Sharon Brown (not verified)

3 months 2 weeks ago

As a horse owner, I just want to say that the Japanese maple, as well as other members of the Acer family are toxic to horses. They should be plated where falling leaves and limbs are out of the horses' reach, as the wilting of the leaves are very toxic. Happy Autumn (soon)! It can't get here fast enough for me!!!

chriswinters (not verified)

1 year 3 months ago

To the reader below, we plant natives but there are some "native thugs," too. For example, weeds in crop fields may, or may not, be aliens. An 'invasive' species would include any which spread onto, or within, habitats where they are not wanted. That said, in an environmental context (vs gardening), it may have different context and meaning. Let's not get too caught up in semantics.

Elizabeth K (not verified)

1 year 9 months ago

You said white wood aster is invasive, but its native to eastern U.S. Maybe a better word is aggressive. As a native to my area, I do not consider it to be invasive and is a welcome plant for fall pollinators.

It certainly is aggressive, taking over every nook and cranny it can get its snaggly roots and tiny seeds into.
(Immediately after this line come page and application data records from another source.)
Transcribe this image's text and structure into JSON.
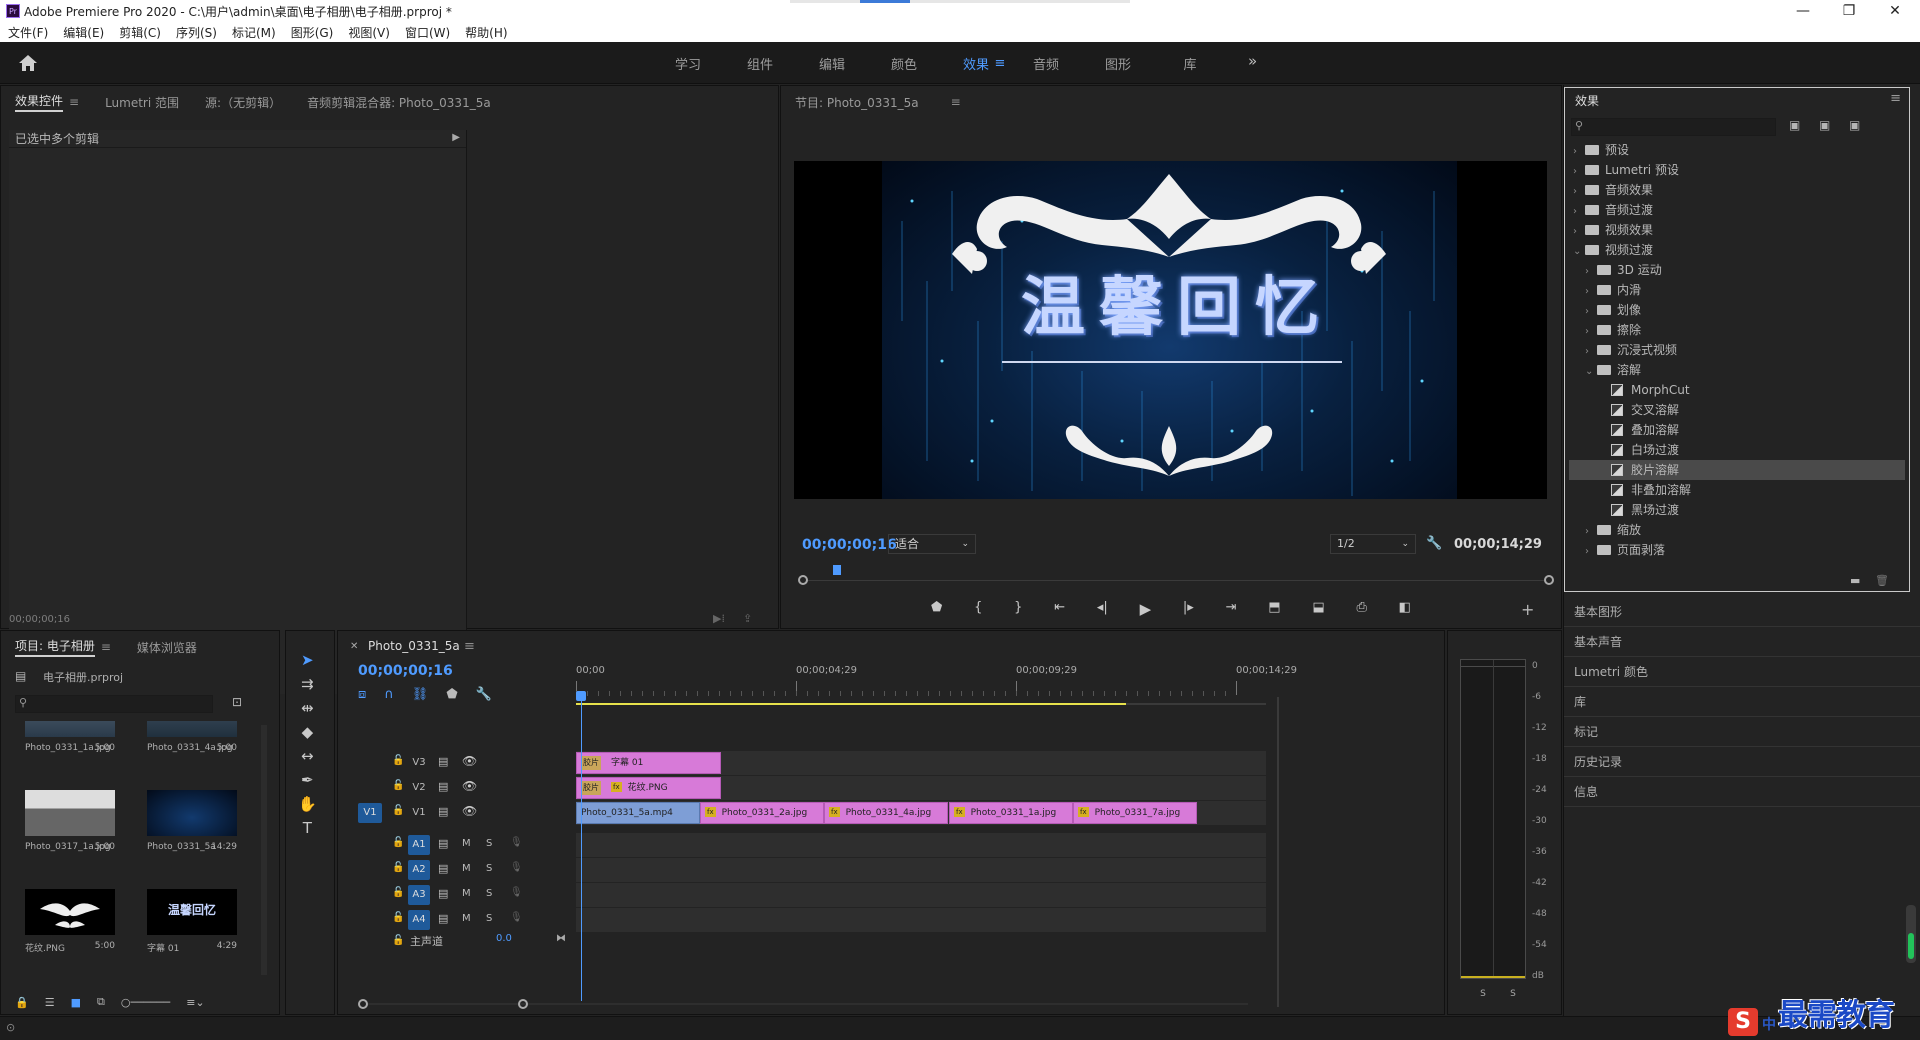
{
  "window": {
    "title": "Adobe Premiere Pro 2020 - C:\\用户\\admin\\桌面\\电子相册\\电子相册.prproj *",
    "app_icon": "Pr"
  },
  "menu": [
    "文件(F)",
    "编辑(E)",
    "剪辑(C)",
    "序列(S)",
    "标记(M)",
    "图形(G)",
    "视图(V)",
    "窗口(W)",
    "帮助(H)"
  ],
  "workspaces": {
    "tabs": [
      "学习",
      "组件",
      "编辑",
      "颜色",
      "效果",
      "音频",
      "图形",
      "库"
    ],
    "active": "效果",
    "more": "»"
  },
  "source_panel": {
    "tabs": [
      "效果控件",
      "Lumetri 范围",
      "源:（无剪辑）",
      "音频剪辑混合器: Photo_0331_5a"
    ],
    "active_tab": "效果控件",
    "message": "已选中多个剪辑",
    "timecode": "00;00;00;16"
  },
  "program": {
    "title": "节目: Photo_0331_5a",
    "timecode": "00;00;00;16",
    "fit": "适合",
    "quality": "1/2",
    "duration": "00;00;14;29",
    "overlay_text": "温馨回忆",
    "playhead": 0.04
  },
  "effects": {
    "title": "效果",
    "tree": [
      {
        "label": "预设",
        "depth": 0,
        "open": false,
        "type": "folder"
      },
      {
        "label": "Lumetri 预设",
        "depth": 0,
        "open": false,
        "type": "folder"
      },
      {
        "label": "音频效果",
        "depth": 0,
        "open": false,
        "type": "folder"
      },
      {
        "label": "音频过渡",
        "depth": 0,
        "open": false,
        "type": "folder"
      },
      {
        "label": "视频效果",
        "depth": 0,
        "open": false,
        "type": "folder"
      },
      {
        "label": "视频过渡",
        "depth": 0,
        "open": true,
        "type": "folder"
      },
      {
        "label": "3D 运动",
        "depth": 1,
        "open": false,
        "type": "folder"
      },
      {
        "label": "内滑",
        "depth": 1,
        "open": false,
        "type": "folder"
      },
      {
        "label": "划像",
        "depth": 1,
        "open": false,
        "type": "folder"
      },
      {
        "label": "擦除",
        "depth": 1,
        "open": false,
        "type": "folder"
      },
      {
        "label": "沉浸式视频",
        "depth": 1,
        "open": false,
        "type": "folder"
      },
      {
        "label": "溶解",
        "depth": 1,
        "open": true,
        "type": "folder"
      },
      {
        "label": "MorphCut",
        "depth": 2,
        "type": "effect"
      },
      {
        "label": "交叉溶解",
        "depth": 2,
        "type": "effect"
      },
      {
        "label": "叠加溶解",
        "depth": 2,
        "type": "effect"
      },
      {
        "label": "白场过渡",
        "depth": 2,
        "type": "effect"
      },
      {
        "label": "胶片溶解",
        "depth": 2,
        "type": "effect",
        "selected": true
      },
      {
        "label": "非叠加溶解",
        "depth": 2,
        "type": "effect"
      },
      {
        "label": "黑场过渡",
        "depth": 2,
        "type": "effect"
      },
      {
        "label": "缩放",
        "depth": 1,
        "open": false,
        "type": "folder"
      },
      {
        "label": "页面剥落",
        "depth": 1,
        "open": false,
        "type": "folder"
      }
    ]
  },
  "side_panels": [
    "基本图形",
    "基本声音",
    "Lumetri 颜色",
    "库",
    "标记",
    "历史记录",
    "信息"
  ],
  "project": {
    "tabs": [
      "项目: 电子相册",
      "媒体浏览器"
    ],
    "file": "电子相册.prproj",
    "items": [
      {
        "name": "Photo_0331_1a.jpg",
        "dur": "5:00"
      },
      {
        "name": "Photo_0331_4a.jpg",
        "dur": "5:00"
      },
      {
        "name": "Photo_0317_1a.jpg",
        "dur": "5:00"
      },
      {
        "name": "Photo_0331_5a",
        "dur": "14:29"
      },
      {
        "name": "花纹.PNG",
        "dur": "5:00"
      },
      {
        "name": "字幕 01",
        "dur": "4:29"
      }
    ],
    "thumb_text": "温馨回忆"
  },
  "timeline": {
    "tab": "Photo_0331_5a",
    "timecode": "00;00;00;16",
    "ruler": [
      "00;00",
      "00;00;04;29",
      "00;00;09;29",
      "00;00;14;29"
    ],
    "tracks": {
      "video": [
        "V3",
        "V2",
        "V1"
      ],
      "audio": [
        "A1",
        "A2",
        "A3",
        "A4"
      ],
      "source_patch": "V1"
    },
    "master": {
      "label": "主声道",
      "value": "0.0"
    },
    "mute": "M",
    "solo": "S",
    "clips": {
      "v3": {
        "name": "字幕 01",
        "tag": "胶片"
      },
      "v2": {
        "name": "花纹.PNG",
        "tag": "胶片"
      },
      "v1": [
        {
          "name": "Photo_0331_5a.mp4",
          "start": 0,
          "end": 0.179
        },
        {
          "name": "Photo_0331_2a.jpg",
          "start": 0.18,
          "end": 0.359
        },
        {
          "name": "Photo_0331_4a.jpg",
          "start": 0.36,
          "end": 0.539
        },
        {
          "name": "Photo_0331_1a.jpg",
          "start": 0.54,
          "end": 0.719
        },
        {
          "name": "Photo_0331_7a.jpg",
          "start": 0.72,
          "end": 0.899
        }
      ],
      "fx": "fx"
    }
  },
  "meter": {
    "labels": [
      "0",
      "-6",
      "-12",
      "-18",
      "-24",
      "-30",
      "-36",
      "-42",
      "-48",
      "-54",
      "dB"
    ],
    "solo": [
      "S",
      "S"
    ]
  },
  "watermark": {
    "text": "最需教育",
    "logo": "S",
    "sub": "中"
  },
  "colors": {
    "accent": "#4f9bff",
    "clip_pink": "#d77ad8",
    "clip_blue": "#7e9ed6",
    "work_area": "#e6e14b"
  }
}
Just want people to be aware of its nature before they plant it.

Colleen Peper (not verified)

2 years 2 months ago

I was sad to read that your Cherokee Sunset Rudebeckia doesn't do well in zone 5. I'm in Zone 5. I planted mine last year and it came back beautifully, granted it didn't have all the colors it had the previous year, it's was mostly yellows and golds (I'm certainly not complaining, it's still gorgeous.